I'd like every record given again exactly, please.
+---+
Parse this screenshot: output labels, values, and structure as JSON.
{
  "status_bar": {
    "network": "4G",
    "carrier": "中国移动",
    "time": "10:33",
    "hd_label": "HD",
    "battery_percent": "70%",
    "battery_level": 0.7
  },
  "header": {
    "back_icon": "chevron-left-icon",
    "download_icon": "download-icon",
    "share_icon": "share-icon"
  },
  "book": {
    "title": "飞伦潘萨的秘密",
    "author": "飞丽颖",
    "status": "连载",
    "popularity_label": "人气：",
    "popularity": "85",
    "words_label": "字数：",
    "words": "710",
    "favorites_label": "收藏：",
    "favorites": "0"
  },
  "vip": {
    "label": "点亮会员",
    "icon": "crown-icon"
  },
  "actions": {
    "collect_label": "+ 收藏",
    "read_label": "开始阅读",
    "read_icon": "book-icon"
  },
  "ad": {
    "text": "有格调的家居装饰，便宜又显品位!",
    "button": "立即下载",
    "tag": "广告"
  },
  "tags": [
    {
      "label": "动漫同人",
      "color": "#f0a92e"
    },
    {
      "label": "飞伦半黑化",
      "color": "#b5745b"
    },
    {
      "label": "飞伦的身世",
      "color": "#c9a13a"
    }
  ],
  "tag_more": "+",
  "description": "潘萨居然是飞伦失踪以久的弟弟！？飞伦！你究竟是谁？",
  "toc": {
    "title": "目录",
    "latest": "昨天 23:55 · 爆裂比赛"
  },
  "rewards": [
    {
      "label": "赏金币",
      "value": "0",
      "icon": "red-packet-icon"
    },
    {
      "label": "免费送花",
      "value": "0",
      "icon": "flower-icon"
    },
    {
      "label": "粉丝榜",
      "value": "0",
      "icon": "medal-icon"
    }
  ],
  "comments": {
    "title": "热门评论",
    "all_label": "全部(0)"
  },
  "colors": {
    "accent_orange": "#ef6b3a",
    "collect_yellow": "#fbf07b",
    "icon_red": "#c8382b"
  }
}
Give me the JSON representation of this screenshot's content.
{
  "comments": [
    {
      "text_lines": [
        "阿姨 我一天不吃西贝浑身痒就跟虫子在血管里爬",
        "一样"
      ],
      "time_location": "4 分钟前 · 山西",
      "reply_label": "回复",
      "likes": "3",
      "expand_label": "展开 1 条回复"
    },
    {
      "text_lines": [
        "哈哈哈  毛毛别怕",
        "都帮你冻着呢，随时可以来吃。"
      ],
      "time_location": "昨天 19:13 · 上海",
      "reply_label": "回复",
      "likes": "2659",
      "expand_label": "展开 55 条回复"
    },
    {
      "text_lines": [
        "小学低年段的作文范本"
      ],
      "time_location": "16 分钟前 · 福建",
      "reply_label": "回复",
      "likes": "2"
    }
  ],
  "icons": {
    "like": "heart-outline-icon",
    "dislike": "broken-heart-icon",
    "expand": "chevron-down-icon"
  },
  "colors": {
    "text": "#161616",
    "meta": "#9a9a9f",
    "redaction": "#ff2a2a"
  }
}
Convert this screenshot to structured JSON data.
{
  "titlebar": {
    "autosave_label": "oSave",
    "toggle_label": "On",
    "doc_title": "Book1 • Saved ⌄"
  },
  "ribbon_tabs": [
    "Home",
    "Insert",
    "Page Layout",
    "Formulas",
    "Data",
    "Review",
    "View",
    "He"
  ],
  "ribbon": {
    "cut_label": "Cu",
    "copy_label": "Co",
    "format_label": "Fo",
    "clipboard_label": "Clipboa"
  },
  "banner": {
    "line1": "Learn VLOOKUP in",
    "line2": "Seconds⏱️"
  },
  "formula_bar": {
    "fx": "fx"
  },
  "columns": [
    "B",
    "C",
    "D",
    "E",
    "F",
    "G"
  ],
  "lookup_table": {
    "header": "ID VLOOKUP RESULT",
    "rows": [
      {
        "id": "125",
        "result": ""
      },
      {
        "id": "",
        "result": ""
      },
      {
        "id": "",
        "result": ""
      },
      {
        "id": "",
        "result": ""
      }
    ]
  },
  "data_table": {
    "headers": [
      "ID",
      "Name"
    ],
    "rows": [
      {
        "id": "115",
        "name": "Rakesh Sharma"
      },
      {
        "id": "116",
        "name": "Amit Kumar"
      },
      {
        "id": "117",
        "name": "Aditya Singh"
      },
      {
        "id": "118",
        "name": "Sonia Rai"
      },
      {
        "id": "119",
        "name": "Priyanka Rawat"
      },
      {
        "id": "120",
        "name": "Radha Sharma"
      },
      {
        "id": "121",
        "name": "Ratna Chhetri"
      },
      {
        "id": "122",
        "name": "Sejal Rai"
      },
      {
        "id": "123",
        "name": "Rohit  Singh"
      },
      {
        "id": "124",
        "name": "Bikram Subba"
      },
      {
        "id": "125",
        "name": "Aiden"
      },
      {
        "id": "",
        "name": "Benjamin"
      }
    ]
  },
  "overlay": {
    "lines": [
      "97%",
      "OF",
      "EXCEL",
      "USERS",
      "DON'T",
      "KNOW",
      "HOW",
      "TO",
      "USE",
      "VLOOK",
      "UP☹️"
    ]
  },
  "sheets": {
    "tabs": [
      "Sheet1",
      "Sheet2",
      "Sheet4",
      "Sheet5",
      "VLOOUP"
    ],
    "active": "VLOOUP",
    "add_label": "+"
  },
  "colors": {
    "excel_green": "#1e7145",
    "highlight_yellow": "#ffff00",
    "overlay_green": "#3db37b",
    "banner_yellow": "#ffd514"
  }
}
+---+
* [EXPECTED ANSWER]:
Parse this screenshot: output labels, values, and structure as JSON.
{
  "status_bar": {
    "network": "4G",
    "carrier": "中国移动",
    "time": "10:33",
    "hd_label": "HD",
    "battery_percent": "70%",
    "battery_level": 0.7
  },
  "header": {
    "back_icon": "chevron-left-icon",
    "download_icon": "download-icon",
    "share_icon": "share-icon"
  },
  "book": {
    "title": "飞伦潘萨的秘密",
    "author": "飞丽颖",
    "status": "连载",
    "popularity_label": "人气：",
    "popularity": "85",
    "words_label": "字数：",
    "words": "710",
    "favorites_label": "收藏：",
    "favorites": "0"
  },
  "vip": {
    "label": "点亮会员",
    "icon": "crown-icon"
  },
  "actions": {
    "collect_label": "+ 收藏",
    "read_label": "开始阅读",
    "read_icon": "book-icon"
  },
  "ad": {
    "text": "有格调的家居装饰，便宜又显品位!",
    "button": "立即下载",
    "tag": "广告"
  },
  "tags": [
    {
      "label": "动漫同人",
      "color": "#f0a92e"
    },
    {
      "label": "飞伦半黑化",
      "color": "#b5745b"
    },
    {
      "label": "飞伦的身世",
      "color": "#c9a13a"
    }
  ],
  "tag_more": "+",
  "description": "潘萨居然是飞伦失踪以久的弟弟！？飞伦！你究竟是谁？",
  "toc": {
    "title": "目录",
    "latest": "昨天 23:55 · 爆裂比赛"
  },
  "rewards": [
    {
      "label": "赏金币",
      "value": "0",
      "icon": "red-packet-icon"
    },
    {
      "label": "免费送花",
      "value": "0",
      "icon": "flower-icon"
    },
    {
      "label": "粉丝榜",
      "value": "0",
      "icon": "medal-icon"
    }
  ],
  "comments": {
    "title": "热门评论",
    "all_label": "全部(0)"
  },
  "colors": {
    "accent_orange": "#ef6b3a",
    "collect_yellow": "#fbf07b",
    "icon_red": "#c8382b"
  }
}
Give me the JSON representation of this screenshot's content.
{
  "comments": [
    {
      "text_lines": [
        "阿姨 我一天不吃西贝浑身痒就跟虫子在血管里爬",
        "一样"
      ],
      "time_location": "4 分钟前 · 山西",
      "reply_label": "回复",
      "likes": "3",
      "expand_label": "展开 1 条回复"
    },
    {
      "text_lines": [
        "哈哈哈  毛毛别怕",
        "都帮你冻着呢，随时可以来吃。"
      ],
      "time_location": "昨天 19:13 · 上海",
      "reply_label": "回复",
      "likes": "2659",
      "expand_label": "展开 55 条回复"
    },
    {
      "text_lines": [
        "小学低年段的作文范本"
      ],
      "time_location": "16 分钟前 · 福建",
      "reply_label": "回复",
      "likes": "2"
    }
  ],
  "icons": {
    "like": "heart-outline-icon",
    "dislike": "broken-heart-icon",
    "expand": "chevron-down-icon"
  },
  "colors": {
    "text": "#161616",
    "meta": "#9a9a9f",
    "redaction": "#ff2a2a"
  }
}
Convert this screenshot to structured JSON data.
{
  "titlebar": {
    "autosave_label": "oSave",
    "toggle_label": "On",
    "doc_title": "Book1 • Saved ⌄"
  },
  "ribbon_tabs": [
    "Home",
    "Insert",
    "Page Layout",
    "Formulas",
    "Data",
    "Review",
    "View",
    "He"
  ],
  "ribbon": {
    "cut_label": "Cu",
    "copy_label": "Co",
    "format_label": "Fo",
    "clipboard_label": "Clipboa"
  },
  "banner": {
    "line1": "Learn VLOOKUP in",
    "line2": "Seconds⏱️"
  },
  "formula_bar": {
    "fx": "fx"
  },
  "columns": [
    "B",
    "C",
    "D",
    "E",
    "F",
    "G"
  ],
  "lookup_table": {
    "header": "ID VLOOKUP RESULT",
    "rows": [
      {
        "id": "125",
        "result": ""
      },
      {
        "id": "",
        "result": ""
      },
      {
        "id": "",
        "result": ""
      },
      {
        "id": "",
        "result": ""
      }
    ]
  },
  "data_table": {
    "headers": [
      "ID",
      "Name"
    ],
    "rows": [
      {
        "id": "115",
        "name": "Rakesh Sharma"
      },
      {
        "id": "116",
        "name": "Amit Kumar"
      },
      {
        "id": "117",
        "name": "Aditya Singh"
      },
      {
        "id": "118",
        "name": "Sonia Rai"
      },
      {
        "id": "119",
        "name": "Priyanka Rawat"
      },
      {
        "id": "120",
        "name": "Radha Sharma"
      },
      {
        "id": "121",
        "name": "Ratna Chhetri"
      },
      {
        "id": "122",
        "name": "Sejal Rai"
      },
      {
        "id": "123",
        "name": "Rohit  Singh"
      },
      {
        "id": "124",
        "name": "Bikram Subba"
      },
      {
        "id": "125",
        "name": "Aiden"
      },
      {
        "id": "",
        "name": "Benjamin"
      }
    ]
  },
  "overlay": {
    "lines": [
      "97%",
      "OF",
      "EXCEL",
      "USERS",
      "DON'T",
      "KNOW",
      "HOW",
      "TO",
      "USE",
      "VLOOK",
      "UP☹️"
    ]
  },
  "sheets": {
    "tabs": [
      "Sheet1",
      "Sheet2",
      "Sheet4",
      "Sheet5",
      "VLOOUP"
    ],
    "active": "VLOOUP",
    "add_label": "+"
  },
  "colors": {
    "excel_green": "#1e7145",
    "highlight_yellow": "#ffff00",
    "overlay_green": "#3db37b",
    "banner_yellow": "#ffd514"
  }
}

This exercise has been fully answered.